*Work instruction*: If a line in the data holds "JSON", copy that line out in full.

*Exercise material*:
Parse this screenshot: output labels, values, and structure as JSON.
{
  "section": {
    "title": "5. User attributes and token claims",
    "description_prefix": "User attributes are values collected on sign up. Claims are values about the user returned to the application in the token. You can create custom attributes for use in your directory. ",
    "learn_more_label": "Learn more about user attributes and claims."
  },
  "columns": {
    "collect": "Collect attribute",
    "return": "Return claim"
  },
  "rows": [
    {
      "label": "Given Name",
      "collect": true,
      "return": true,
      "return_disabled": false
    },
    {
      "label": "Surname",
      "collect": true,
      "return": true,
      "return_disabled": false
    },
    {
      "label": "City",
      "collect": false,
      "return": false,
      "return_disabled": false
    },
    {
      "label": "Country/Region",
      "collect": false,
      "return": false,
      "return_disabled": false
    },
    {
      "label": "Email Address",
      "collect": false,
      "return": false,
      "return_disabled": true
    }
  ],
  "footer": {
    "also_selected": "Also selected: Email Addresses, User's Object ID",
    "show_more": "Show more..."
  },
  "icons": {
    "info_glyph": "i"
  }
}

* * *

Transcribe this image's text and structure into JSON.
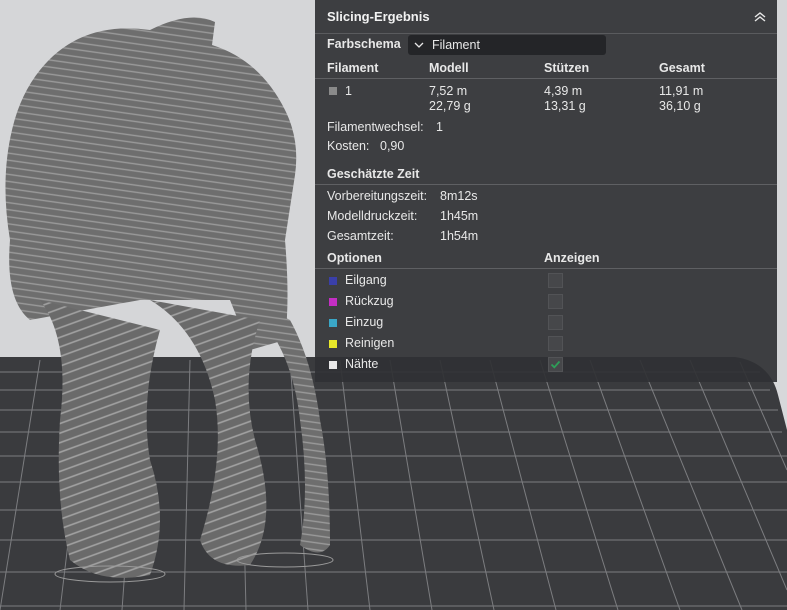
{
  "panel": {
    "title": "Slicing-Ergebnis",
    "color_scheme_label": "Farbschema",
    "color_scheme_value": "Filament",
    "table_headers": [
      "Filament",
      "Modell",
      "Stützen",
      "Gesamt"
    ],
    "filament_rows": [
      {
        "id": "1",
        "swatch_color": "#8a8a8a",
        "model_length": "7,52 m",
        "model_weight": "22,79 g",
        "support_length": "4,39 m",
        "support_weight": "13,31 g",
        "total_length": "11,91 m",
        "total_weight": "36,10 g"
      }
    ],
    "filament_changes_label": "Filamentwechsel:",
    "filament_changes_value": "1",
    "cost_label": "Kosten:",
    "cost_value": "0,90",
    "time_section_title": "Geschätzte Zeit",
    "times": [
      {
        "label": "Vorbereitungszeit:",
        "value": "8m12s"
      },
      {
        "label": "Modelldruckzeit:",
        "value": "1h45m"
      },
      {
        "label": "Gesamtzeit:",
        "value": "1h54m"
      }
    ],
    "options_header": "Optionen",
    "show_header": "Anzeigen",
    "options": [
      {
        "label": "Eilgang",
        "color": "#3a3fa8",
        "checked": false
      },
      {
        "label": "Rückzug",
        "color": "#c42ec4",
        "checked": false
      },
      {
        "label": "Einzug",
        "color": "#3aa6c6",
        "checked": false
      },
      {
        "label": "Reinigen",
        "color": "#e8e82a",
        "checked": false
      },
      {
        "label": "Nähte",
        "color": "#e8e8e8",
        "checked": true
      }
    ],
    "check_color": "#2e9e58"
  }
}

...

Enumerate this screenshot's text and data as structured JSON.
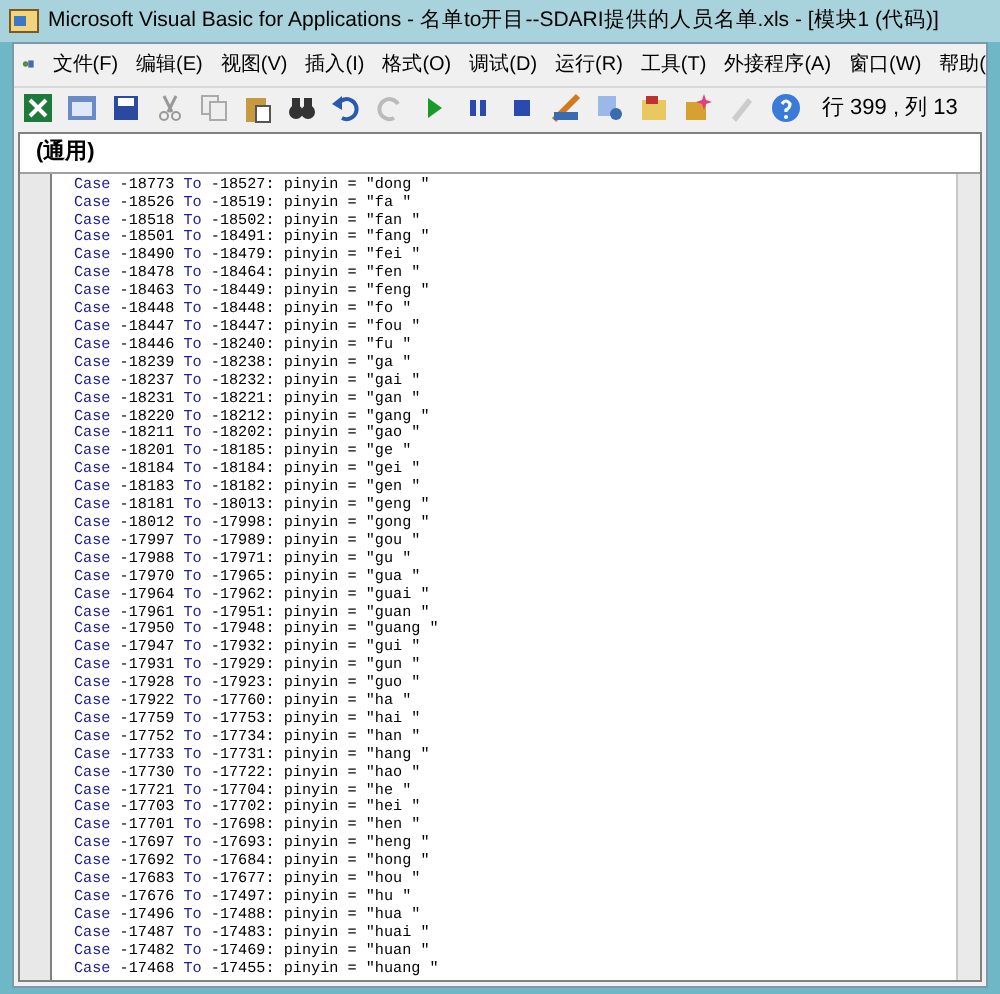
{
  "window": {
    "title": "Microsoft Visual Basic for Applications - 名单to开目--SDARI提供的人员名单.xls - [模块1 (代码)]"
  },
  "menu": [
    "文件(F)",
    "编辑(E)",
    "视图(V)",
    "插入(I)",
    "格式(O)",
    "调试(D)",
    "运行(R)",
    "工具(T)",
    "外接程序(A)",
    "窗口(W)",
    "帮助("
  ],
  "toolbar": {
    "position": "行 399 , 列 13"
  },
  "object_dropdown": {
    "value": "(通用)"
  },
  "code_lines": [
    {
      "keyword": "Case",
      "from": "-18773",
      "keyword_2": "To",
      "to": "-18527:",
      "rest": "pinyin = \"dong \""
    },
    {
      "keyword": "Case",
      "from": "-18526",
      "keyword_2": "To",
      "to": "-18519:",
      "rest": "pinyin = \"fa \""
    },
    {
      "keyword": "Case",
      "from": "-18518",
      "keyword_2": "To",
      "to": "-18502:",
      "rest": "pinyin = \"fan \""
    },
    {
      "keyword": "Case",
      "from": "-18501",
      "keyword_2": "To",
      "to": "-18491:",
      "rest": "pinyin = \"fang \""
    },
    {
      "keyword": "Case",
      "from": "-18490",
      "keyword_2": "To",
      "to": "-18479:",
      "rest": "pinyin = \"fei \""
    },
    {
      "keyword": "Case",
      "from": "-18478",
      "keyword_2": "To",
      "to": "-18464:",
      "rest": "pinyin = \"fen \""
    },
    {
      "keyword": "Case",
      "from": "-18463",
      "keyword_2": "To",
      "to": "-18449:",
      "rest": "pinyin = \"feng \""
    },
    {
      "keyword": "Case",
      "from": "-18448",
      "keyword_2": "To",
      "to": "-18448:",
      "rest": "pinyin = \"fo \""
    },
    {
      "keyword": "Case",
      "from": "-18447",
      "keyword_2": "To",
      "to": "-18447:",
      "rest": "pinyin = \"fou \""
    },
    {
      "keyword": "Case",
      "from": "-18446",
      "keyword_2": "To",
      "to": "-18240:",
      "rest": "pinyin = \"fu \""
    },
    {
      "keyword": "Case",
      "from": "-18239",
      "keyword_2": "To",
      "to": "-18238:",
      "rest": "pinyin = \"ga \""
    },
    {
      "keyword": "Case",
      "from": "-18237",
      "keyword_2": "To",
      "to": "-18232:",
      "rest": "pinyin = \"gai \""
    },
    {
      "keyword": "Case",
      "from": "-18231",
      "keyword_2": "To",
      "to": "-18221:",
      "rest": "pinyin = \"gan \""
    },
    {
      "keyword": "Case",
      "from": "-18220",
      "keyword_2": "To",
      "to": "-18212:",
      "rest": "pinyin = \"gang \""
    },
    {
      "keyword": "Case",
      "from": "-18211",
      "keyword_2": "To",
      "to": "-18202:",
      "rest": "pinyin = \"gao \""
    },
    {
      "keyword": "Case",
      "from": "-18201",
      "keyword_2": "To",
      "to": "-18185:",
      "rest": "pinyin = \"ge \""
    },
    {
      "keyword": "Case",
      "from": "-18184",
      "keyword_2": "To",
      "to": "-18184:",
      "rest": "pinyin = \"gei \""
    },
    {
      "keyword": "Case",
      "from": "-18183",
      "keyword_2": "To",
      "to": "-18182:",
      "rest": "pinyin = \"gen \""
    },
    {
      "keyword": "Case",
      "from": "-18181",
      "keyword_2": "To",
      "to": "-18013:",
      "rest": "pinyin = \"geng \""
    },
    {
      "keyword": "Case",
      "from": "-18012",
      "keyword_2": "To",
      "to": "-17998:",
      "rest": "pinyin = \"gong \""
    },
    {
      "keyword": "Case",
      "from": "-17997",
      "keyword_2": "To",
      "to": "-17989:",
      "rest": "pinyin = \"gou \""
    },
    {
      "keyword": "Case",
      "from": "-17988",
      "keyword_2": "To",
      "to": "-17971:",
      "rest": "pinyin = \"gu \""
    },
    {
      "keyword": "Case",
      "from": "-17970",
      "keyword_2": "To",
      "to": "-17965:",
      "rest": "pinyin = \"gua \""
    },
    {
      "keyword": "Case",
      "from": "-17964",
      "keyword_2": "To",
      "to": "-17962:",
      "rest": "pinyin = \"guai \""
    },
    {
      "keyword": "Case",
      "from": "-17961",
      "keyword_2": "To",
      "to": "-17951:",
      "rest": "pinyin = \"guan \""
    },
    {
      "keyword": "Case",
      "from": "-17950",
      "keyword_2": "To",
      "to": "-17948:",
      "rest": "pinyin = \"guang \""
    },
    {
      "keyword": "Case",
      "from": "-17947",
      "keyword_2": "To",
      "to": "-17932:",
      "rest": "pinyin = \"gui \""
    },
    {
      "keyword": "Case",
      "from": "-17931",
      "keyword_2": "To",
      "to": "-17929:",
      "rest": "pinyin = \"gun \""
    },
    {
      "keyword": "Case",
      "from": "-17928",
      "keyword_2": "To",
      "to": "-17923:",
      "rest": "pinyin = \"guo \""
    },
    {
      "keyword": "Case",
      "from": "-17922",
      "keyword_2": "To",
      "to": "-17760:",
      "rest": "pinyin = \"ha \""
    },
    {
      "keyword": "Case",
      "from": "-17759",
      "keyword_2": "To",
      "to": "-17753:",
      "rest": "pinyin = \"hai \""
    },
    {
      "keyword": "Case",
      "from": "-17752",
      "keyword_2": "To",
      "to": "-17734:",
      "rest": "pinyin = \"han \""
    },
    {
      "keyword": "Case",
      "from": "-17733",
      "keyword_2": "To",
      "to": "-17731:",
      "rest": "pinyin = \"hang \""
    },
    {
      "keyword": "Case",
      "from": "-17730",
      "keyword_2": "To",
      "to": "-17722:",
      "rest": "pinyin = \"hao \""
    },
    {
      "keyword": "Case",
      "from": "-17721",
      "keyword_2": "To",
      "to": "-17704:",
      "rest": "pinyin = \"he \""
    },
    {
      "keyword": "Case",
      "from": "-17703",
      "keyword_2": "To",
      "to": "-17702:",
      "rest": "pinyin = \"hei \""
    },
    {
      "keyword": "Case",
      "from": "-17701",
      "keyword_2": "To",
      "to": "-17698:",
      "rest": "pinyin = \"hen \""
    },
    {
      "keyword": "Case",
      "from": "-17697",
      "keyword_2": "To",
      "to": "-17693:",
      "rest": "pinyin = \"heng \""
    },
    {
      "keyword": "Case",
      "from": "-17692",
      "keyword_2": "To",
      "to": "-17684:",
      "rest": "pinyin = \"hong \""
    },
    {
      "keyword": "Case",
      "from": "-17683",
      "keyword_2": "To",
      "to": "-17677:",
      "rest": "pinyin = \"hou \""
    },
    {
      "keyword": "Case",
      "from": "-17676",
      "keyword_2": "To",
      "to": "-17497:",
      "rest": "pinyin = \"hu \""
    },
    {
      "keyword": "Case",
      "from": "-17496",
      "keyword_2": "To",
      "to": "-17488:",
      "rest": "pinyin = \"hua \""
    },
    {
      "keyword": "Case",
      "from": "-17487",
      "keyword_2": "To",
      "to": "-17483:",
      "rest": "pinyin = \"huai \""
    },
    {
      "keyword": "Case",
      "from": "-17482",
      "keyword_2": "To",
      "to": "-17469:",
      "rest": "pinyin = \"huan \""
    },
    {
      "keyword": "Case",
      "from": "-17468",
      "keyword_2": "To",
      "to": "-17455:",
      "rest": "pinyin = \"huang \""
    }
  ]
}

*Result of the task*:
Parse this screenshot: output labels, values, and structure as JSON.
Transcribe this image's text and structure into JSON.
Enumerate this screenshot's text and data as structured JSON.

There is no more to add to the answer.